However, the ruling Burmese Government ignored their appeals and those of other ethnic nationalities. When Karen security posts and villages were attacked by Government troops and large numbers of Karen killed and women brutalised in the area around the capital Rangoon in late 1948 and early 1949, the KNU believed it had no choice but to take up arms against the Government in defense of itself. In addition to the KNDO, the Karen National Liberation Army (KNLA) was mobilised and the civil war the Karen did not want began. More than seventy years on, they are still fighting that war. Burma’s independence has both been born and maintained out of bloodshed and gross human rights violations. The war to achieve recognition of Karen State (Kawthoolei), which was initially known as the Karen Revolution and now often referred to as the Karen struggle, began on 31 January 1949. At that time, the President of the KNU, Saw Ba U Gyi united the Karen people to this cause under the banner of the Four Principles he devised:
1. For us, surrender is out of the question.
2. Recognition of the Karen State must be completed.
3. We shall retain our arms.
4. We shall decide our own political destiny.
In spite of the internal and external situations, we continue to maintain our state, Karen State (Kawthoolei), administered since 1950, under the banner of the Karen National Union (KNU), and the well trained and disciplined Karen National Liberation Army, which were formed in that same year. We desire Karen State (Kawthoolei) to be a State with the right to self-determination. We are therefore endeavoring to form a genuine Federal Union comprised of all the states of the nationalities in Burma on the basis of Liberty, Equality, Self-Determination and Social progress.
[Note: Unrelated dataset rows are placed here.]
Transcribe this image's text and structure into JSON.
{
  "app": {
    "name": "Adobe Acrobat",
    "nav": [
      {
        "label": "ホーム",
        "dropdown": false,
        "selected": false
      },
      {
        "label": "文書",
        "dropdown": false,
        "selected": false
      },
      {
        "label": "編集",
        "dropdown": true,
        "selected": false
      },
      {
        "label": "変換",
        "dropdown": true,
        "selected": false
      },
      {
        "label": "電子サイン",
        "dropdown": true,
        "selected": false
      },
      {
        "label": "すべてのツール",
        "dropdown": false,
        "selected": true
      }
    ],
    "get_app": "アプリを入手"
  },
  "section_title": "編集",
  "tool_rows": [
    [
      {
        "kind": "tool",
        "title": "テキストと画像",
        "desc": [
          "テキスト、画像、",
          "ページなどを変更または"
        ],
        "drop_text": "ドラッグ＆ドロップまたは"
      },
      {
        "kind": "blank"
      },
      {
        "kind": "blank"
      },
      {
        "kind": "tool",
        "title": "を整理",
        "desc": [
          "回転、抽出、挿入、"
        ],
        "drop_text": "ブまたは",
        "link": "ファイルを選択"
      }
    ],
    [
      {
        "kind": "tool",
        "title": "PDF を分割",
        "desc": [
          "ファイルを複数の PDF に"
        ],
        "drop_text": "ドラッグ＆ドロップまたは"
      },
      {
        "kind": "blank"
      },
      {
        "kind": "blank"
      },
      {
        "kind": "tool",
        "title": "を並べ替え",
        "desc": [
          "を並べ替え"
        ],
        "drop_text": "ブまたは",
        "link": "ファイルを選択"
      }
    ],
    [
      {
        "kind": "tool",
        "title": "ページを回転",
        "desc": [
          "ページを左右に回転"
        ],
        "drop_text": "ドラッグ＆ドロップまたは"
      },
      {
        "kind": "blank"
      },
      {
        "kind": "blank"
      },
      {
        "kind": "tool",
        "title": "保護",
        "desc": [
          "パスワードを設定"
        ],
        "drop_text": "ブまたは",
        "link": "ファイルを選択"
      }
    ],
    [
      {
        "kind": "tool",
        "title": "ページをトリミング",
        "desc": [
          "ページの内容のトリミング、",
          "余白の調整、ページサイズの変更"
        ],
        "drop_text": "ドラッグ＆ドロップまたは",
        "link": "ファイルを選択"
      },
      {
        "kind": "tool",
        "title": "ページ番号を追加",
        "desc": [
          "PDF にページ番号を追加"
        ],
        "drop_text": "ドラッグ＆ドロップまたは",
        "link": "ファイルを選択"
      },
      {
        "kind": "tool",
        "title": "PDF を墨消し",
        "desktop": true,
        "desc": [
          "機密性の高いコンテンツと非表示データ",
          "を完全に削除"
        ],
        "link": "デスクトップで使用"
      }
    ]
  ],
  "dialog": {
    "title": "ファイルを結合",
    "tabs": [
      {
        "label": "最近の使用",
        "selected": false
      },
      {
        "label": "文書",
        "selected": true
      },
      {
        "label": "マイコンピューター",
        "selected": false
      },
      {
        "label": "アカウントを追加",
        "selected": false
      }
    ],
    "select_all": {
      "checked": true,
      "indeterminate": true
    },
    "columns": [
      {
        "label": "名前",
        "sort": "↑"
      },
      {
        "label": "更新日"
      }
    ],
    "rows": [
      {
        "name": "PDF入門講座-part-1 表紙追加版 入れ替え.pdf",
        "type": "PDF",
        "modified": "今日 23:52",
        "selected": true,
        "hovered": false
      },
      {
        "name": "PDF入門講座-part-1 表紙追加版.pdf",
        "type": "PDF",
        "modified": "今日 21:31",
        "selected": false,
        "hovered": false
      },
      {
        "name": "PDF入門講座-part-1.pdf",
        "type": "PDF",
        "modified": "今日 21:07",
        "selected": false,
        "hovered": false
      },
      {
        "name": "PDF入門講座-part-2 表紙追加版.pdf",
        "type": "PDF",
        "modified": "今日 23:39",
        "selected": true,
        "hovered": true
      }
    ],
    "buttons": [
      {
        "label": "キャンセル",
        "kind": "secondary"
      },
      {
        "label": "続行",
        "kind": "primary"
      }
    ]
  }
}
Karen State shall be governed in accordance with the wishes of the people of the State. The policy of the Karen National Union is National Democracy. It fully recognises and encourages private ownership and welcomes foreign investment. All the people in Karen State (Kawthoolei) shall be given democratic rights, politically, economically, socially and culturally. Freedom and equality of all religions is guaranteed. Karen State (Kawthoolei) will maintain cordial relationships with all other states on the basis of mutual respect, peace and prosperity. Karen State (Kawthoolei) will never permit the growing or refining of opium or the sales and transport of illicit drugs through its territory.
The Karen Revolution is more than just a struggle for survival against national oppression, subjugation, exploitation and domination of the Karen people by the Burmese rulers. It has the aim of a genuine Federal Union comprised of all the states of the nationalities on the basis of equality and self-determination.
We strongly believe in the Charter of the United Nations, its Declarations on Human Rights, the principle of Self-Determination and the Democratic Rights of Peoples - all causes for which we are fighting.
The Karen National Union has maintained its structure and purpose since its formation. The KNU acts as a governmental presence for the Karen people. The KNU provides basic social services for those affected by the conflict, including displaced Karen people. These services include building school systems, providing medical services, regulating trade and commerce, and providing security through the Karen National Liberation Army (KNLA), the KNU's army.